A city can be overwhelm-ing. It's not just the sheer size that makes it so daunting, but all the things within it. Amid all the traffic, the buildings, the noise and pollution, it's easy to forget the reason why cities exist and who made them. Any attempt to make sense of cities, and to do so on a human scale can only help our understanding.
That's what they've been doing in Birmingham. The tourist brochures like to remind us that, as well as the baltis and the Bullring, Birmingham has more canals than Venice. Unfortunately for Brummies, the resemblance ends there. The city's suburbs sprawl flatly outwards from a centre strangled by roads and mangled by town planners.
But Birmingham has been reinventing itself recently, rebuilding and renovating, modernising and - though Mancunians might not agree - staking its claim to the title of England's second city.
This collision of past with present and the knock-on effects for the future have given the city's Development Education Centre a fascinating case study on its doorstep.
It's all contained in A City for People, a 50-page booklet looking at Birmingham's unique multicultural make-up and particular place in the world.
Aimed at key stage 3 and 4 pupils, A City for People brings home to them, often quite literally, the impact of all kinds of local, national and international decisions. It begins with a graphic illustration of the place of individuals in all this - right at the bottom of a "staircase" of authority - and a simple exercise in matching up events with their place on the staircase.
Each chapter tackles a different issue - including Europe and global relationships, youth and unemployment, migration, housing and transport, and a detailed look at local regeneration in the Heartlands project.
The text is kept short and to the point with plenty of reader friendly real life stories and suggestions for activities. The graphics are colourful but bold and basic enough to be photocopied. In a four-page appendix of statistics by area, there are detailed maps, pie charts, and graphs galore.
This kind of geography has immediate appeal - even before you begin you know something about the subject. Put simply, young people can relate to it. Some of it - such as the Birmingham in the WorldThe World in Birmingham graphic and the What is a Successful City section - could easily be adapted to another setting.
Scott Sinclair of the city's Development Education Centre says that trials of the booklet have already attracted favourable comments from teachers outside the area interested in preparing similar materials. "We would encourage people to use it to stimulate something in their own locality," he says.
And even if the booklet centres on Birmingham, the issues go beyond that city's boundaries. "It's important in terms of understanding other places and your own that you understand the underlying commonality of experience. We are not an isolated place and you can't understand Birmingham's history without understanding its relationship with other places."
Children are receptive to these ideas, he says, because they have grown up in a global environment - characterised by everything from MTV to mass immigration.
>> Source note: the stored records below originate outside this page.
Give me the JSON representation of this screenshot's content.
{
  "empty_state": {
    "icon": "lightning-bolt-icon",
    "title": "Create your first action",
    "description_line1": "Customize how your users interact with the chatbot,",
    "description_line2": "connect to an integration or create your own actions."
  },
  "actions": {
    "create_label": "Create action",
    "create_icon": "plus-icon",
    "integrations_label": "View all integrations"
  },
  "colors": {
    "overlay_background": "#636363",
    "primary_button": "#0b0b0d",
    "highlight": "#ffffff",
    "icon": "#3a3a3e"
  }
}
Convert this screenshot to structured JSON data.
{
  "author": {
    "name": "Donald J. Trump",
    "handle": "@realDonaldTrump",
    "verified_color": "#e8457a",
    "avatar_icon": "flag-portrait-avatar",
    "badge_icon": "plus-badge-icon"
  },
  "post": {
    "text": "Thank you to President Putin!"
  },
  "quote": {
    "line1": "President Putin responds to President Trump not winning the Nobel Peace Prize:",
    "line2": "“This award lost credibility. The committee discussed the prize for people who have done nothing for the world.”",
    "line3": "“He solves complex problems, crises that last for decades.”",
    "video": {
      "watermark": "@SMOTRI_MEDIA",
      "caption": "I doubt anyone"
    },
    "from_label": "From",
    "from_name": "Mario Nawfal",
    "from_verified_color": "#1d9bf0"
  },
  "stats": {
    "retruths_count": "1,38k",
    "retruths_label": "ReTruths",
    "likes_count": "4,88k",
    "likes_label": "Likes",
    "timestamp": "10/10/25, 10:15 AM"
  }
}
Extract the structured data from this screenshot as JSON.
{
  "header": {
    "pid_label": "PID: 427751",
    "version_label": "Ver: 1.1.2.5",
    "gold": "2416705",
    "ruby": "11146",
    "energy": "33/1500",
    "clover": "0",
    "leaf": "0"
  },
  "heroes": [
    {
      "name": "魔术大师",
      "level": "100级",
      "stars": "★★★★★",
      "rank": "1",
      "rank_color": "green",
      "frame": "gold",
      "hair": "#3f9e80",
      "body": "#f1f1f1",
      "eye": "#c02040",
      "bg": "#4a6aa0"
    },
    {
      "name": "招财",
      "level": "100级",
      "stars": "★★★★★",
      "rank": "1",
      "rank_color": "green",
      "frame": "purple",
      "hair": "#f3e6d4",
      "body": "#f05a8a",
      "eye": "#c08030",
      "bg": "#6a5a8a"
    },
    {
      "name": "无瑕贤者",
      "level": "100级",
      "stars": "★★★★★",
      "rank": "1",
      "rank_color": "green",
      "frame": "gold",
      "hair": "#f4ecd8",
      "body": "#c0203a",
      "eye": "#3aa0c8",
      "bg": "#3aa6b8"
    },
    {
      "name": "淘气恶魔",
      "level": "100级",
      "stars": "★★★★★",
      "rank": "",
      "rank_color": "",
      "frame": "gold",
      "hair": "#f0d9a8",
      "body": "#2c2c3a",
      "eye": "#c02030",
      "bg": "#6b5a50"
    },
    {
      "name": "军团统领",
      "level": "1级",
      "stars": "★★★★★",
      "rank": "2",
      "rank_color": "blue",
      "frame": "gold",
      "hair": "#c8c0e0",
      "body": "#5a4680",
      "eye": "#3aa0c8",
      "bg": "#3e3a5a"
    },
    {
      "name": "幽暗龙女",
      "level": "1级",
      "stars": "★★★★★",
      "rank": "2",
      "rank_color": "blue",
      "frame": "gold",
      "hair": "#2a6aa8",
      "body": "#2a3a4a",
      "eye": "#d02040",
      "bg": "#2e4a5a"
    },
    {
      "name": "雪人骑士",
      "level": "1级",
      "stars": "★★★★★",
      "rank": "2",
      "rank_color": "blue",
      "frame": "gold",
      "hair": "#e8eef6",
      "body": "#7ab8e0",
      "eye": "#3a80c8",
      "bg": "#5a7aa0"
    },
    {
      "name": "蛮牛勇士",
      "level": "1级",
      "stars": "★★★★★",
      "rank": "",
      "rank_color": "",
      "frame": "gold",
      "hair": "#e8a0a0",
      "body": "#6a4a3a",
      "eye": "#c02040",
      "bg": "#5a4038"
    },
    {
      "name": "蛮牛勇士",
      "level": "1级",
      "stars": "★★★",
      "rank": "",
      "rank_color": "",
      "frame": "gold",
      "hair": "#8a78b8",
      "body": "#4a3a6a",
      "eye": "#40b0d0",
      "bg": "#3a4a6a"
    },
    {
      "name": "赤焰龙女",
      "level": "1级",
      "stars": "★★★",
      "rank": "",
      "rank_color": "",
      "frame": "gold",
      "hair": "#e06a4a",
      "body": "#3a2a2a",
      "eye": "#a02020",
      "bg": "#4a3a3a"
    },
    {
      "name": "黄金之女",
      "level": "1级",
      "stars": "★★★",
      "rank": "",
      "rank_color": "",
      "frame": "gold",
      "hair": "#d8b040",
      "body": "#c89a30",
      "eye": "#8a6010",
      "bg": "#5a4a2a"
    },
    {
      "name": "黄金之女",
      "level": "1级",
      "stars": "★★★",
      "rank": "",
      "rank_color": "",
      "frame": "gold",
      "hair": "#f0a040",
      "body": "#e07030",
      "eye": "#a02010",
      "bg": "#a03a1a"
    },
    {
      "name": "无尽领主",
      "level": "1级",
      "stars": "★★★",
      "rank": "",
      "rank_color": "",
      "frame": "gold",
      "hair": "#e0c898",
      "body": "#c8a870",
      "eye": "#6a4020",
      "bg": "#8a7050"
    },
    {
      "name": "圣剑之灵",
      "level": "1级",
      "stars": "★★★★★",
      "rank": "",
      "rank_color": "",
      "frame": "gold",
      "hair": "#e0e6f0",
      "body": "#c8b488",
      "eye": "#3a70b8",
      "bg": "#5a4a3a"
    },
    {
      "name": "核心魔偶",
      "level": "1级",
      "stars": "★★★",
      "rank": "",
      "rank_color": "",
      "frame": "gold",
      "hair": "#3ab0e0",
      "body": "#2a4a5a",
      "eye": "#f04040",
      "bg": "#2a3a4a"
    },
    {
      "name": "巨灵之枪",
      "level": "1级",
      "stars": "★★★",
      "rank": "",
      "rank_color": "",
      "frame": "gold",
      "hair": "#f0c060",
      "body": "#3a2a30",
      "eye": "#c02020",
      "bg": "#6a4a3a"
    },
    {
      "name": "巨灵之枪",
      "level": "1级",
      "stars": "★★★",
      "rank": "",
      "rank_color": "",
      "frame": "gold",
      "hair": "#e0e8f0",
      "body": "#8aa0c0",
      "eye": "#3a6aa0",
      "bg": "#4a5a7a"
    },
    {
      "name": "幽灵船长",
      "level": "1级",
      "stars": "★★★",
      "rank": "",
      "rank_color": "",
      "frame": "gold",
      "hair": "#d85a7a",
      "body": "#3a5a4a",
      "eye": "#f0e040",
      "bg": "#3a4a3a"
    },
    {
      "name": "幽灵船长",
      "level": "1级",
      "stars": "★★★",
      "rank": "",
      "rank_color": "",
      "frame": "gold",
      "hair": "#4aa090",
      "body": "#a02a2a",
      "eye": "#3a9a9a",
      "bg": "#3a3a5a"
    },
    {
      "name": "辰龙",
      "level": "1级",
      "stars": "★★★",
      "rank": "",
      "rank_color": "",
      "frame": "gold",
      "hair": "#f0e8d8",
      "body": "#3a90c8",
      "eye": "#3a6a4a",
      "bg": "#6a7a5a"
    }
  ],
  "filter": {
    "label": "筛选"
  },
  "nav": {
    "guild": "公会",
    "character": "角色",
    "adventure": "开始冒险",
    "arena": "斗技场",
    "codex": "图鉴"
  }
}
A City for People - one of many initiatives under the umbrella Forward Thinking project launched by TIDE (Teachers In Development Education) a year ago - is built on this notion of togetherness. TIDE draws on a coalition of schools, universities, local authorities, housing trusts, economic development agencies, information centres and even the airport for its materials and such broad research shows in this booklet.
By starting local and going global, A City for People uses everyday experience as the springboard for wider knowledge. The message to geographers, wherever they may be, is to learn from this, follow the example and start compiling some resources about their own surroundings.